_Task goal_
What lines in the data hold the string "protection"? Show them.

★ ★ ★ ★ ★ ★ ★

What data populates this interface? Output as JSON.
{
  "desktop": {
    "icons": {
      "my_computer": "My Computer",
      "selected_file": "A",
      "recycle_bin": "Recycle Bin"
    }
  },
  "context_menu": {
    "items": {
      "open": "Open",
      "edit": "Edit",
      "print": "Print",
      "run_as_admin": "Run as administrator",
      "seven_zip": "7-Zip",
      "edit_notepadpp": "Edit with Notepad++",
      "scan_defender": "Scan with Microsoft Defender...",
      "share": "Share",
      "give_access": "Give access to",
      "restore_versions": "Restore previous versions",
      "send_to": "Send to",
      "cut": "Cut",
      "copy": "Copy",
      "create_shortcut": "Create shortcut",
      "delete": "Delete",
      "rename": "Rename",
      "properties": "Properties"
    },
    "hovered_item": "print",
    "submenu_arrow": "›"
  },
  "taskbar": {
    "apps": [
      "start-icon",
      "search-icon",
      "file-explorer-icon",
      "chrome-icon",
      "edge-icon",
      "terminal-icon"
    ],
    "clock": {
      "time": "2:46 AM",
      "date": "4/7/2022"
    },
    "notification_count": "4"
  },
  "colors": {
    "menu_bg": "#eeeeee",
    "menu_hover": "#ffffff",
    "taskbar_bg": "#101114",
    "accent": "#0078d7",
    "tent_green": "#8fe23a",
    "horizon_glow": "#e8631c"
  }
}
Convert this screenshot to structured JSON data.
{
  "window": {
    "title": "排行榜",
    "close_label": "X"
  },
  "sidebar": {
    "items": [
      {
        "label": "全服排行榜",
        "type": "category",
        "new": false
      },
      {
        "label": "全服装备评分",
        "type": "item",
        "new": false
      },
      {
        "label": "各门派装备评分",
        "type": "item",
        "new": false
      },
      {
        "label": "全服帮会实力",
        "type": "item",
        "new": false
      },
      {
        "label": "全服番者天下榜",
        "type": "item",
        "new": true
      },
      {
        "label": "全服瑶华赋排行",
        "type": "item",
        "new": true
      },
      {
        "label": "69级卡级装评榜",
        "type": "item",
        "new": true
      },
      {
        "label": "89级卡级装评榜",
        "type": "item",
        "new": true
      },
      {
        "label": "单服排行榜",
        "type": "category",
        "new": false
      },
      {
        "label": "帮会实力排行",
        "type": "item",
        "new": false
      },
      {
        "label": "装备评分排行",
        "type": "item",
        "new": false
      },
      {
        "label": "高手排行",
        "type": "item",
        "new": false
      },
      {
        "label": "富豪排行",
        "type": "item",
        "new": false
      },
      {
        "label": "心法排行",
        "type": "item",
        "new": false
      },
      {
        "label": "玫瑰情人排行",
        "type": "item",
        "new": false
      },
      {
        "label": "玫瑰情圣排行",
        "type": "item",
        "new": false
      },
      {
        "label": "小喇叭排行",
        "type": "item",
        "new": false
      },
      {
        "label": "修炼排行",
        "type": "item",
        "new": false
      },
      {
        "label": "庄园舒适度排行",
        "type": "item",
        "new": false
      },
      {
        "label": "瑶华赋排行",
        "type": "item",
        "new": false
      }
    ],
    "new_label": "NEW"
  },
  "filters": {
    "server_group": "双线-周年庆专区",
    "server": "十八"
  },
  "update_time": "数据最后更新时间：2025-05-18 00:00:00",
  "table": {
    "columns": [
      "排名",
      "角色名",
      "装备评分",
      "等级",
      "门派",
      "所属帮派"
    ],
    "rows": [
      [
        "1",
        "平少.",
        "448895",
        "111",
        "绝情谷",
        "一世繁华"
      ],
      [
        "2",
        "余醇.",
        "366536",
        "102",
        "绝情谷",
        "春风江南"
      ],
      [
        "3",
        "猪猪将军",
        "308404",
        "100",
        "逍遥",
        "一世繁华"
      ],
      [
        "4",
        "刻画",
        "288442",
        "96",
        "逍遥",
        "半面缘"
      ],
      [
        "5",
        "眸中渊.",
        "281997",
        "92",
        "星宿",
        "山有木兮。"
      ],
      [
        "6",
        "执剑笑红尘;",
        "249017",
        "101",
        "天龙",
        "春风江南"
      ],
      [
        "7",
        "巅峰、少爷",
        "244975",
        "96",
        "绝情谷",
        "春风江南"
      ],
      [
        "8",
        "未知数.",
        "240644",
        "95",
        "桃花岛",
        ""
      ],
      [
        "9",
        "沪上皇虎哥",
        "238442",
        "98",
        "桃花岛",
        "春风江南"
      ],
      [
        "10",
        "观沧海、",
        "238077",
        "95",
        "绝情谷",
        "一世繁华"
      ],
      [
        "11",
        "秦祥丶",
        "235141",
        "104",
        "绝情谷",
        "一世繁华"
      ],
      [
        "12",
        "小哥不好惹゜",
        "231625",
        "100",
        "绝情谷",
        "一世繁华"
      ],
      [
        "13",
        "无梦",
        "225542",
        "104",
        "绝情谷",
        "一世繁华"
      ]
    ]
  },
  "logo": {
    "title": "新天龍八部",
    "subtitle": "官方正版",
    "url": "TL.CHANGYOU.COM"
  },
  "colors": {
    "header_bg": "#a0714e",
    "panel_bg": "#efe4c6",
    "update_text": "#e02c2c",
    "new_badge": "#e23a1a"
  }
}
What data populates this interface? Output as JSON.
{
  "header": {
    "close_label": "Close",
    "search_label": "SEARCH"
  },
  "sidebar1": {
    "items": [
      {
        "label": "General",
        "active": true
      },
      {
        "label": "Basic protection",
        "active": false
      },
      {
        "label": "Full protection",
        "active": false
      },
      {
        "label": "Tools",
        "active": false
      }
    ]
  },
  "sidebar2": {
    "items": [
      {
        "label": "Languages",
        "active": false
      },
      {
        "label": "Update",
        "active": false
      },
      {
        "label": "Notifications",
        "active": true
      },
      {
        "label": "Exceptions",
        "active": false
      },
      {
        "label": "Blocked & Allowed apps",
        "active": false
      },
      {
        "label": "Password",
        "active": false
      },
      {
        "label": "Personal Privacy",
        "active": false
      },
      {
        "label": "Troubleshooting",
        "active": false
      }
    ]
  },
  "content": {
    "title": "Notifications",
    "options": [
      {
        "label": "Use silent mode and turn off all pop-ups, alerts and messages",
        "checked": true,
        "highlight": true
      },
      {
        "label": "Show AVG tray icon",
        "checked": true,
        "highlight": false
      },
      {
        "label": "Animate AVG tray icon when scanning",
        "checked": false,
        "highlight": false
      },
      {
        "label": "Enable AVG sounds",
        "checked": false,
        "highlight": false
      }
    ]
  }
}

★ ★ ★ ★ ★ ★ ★

_Exercise answer_
        "label": "Basic protection",
        "label": "Full protection",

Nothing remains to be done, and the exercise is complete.